Oh nostalgic Montreal winters. Every year I fear your bitter cold days but revel in the knowledge and experiences you bring me. Think what you may of Black History Month, it does have a way of bringing our attention the beautiful and intricate Afro-tapestry. The legacy of African culture and its diaspora is an endless puzzle and my heart bounds like a child’s every time I find another piece of its story under the couch.

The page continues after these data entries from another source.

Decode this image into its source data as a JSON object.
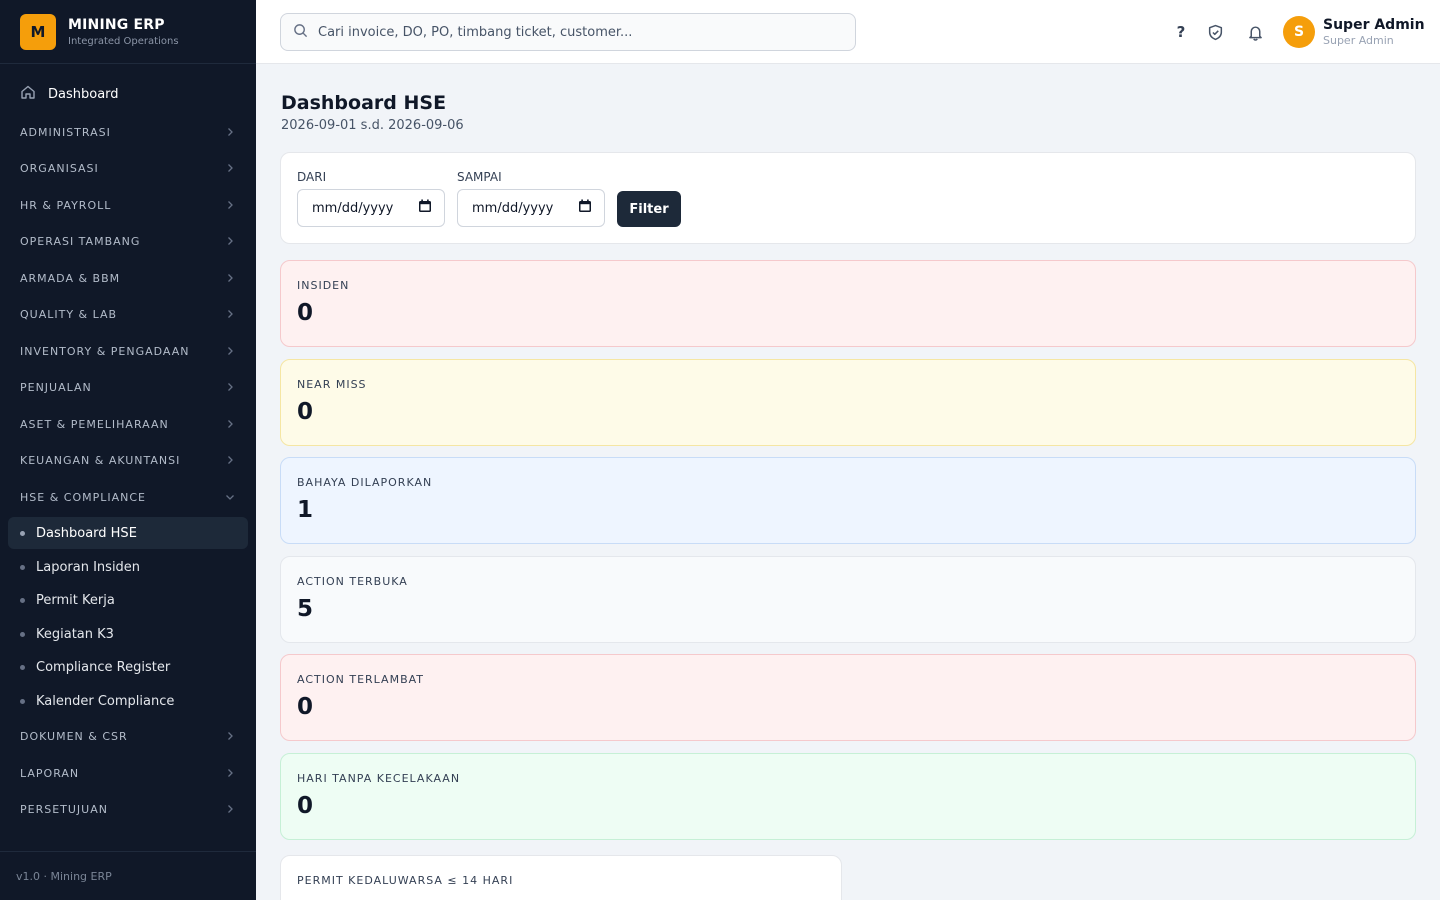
{
  "brand": {
    "logo_letter": "M",
    "name": "MINING ERP",
    "subtitle": "Integrated Operations"
  },
  "sidebar": {
    "dashboard": "Dashboard",
    "sections_top": [
      "ADMINISTRASI",
      "ORGANISASI",
      "HR & PAYROLL",
      "OPERASI TAMBANG",
      "ARMADA & BBM",
      "QUALITY & LAB",
      "INVENTORY & PENGADAAN",
      "PENJUALAN",
      "ASET & PEMELIHARAAN",
      "KEUANGAN & AKUNTANSI",
      "HSE & COMPLIANCE"
    ],
    "hse_items": [
      "Dashboard HSE",
      "Laporan Insiden",
      "Permit Kerja",
      "Kegiatan K3",
      "Compliance Register",
      "Kalender Compliance"
    ],
    "active_item": "Dashboard HSE",
    "sections_bottom": [
      "DOKUMEN & CSR",
      "LAPORAN",
      "PERSETUJUAN"
    ],
    "footer": "v1.0 · Mining ERP"
  },
  "topbar": {
    "search_placeholder": "Cari invoice, DO, PO, timbang ticket, customer...",
    "help_icon": "?",
    "user": {
      "avatar_letter": "S",
      "name": "Super Admin",
      "role": "Super Admin"
    }
  },
  "page": {
    "title": "Dashboard HSE",
    "subtitle": "2026-09-01 s.d. 2026-09-06"
  },
  "filter": {
    "from_label": "DARI",
    "to_label": "SAMPAI",
    "from_value": "mm/dd/yyyy",
    "to_value": "mm/dd/yyyy",
    "button": "Filter"
  },
  "stats": [
    {
      "label": "INSIDEN",
      "value": "0"
    },
    {
      "label": "NEAR MISS",
      "value": "0"
    },
    {
      "label": "BAHAYA DILAPORKAN",
      "value": "1"
    },
    {
      "label": "ACTION TERBUKA",
      "value": "5"
    },
    {
      "label": "ACTION TERLAMBAT",
      "value": "0"
    },
    {
      "label": "HARI TANPA KECELAKAAN",
      "value": "0"
    }
  ],
  "permit_card": {
    "label": "PERMIT KEDALUWARSA ≤ 14 HARI"
  },
  "colors": {
    "sidebar_bg": "#101828",
    "brand_accent": "#f59e0b",
    "filter_button": "#1d2939",
    "stat_red": "#fef1f1",
    "stat_yellow": "#fefbe8",
    "stat_blue": "#eef5ff",
    "stat_gray": "#f8fafc",
    "stat_green": "#eefdf4"
  }
}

The piece I have today was actually on a mixtape a good friend made for me this past month. I was casually listening to his mix while tidying up, when Eva Ayllón’s voice hit my ears and instantly captivated me. That rich tone that we’ve heard in greats like Cesaria and Omara, felt so familiar yet so foreign at the same time. That’s the beauty of the Afro-tapestry, woven with the same thread but such distinct patterns. Eva’s work tells the story of the Afro-Peruvian reality in all its beauty and horror. Her piece ‘Azucar de Caña’ speaks of the ritual and sensuality of the milling of sugar cane into Guarapo (sugar cane licor). The imagery in her words almost brings the sweet aroma of the fields up to our nostrils but the passion and quiver in her voice reminds us that sugar cane is a bitter sweet memory for the African diaspora.

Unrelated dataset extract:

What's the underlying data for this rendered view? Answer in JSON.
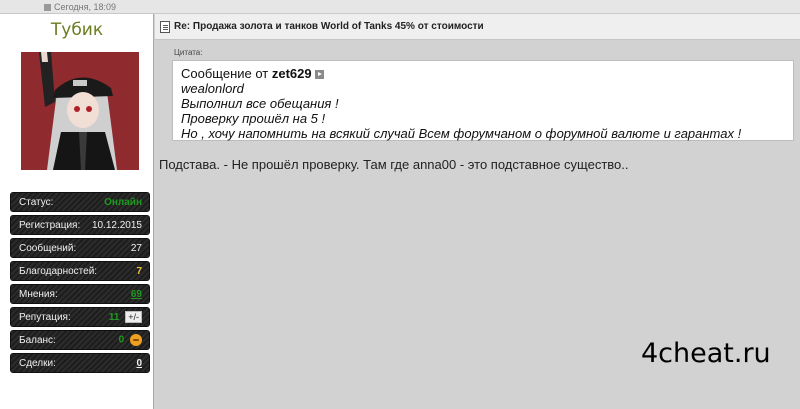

Not many singers can hold generations of history on a single note, so those who can should be celebrated. Be sure to explore her full repertoire for a powerful rendition of the Afro-Peruvian experience.Azucar de Caña - Eva Ayllón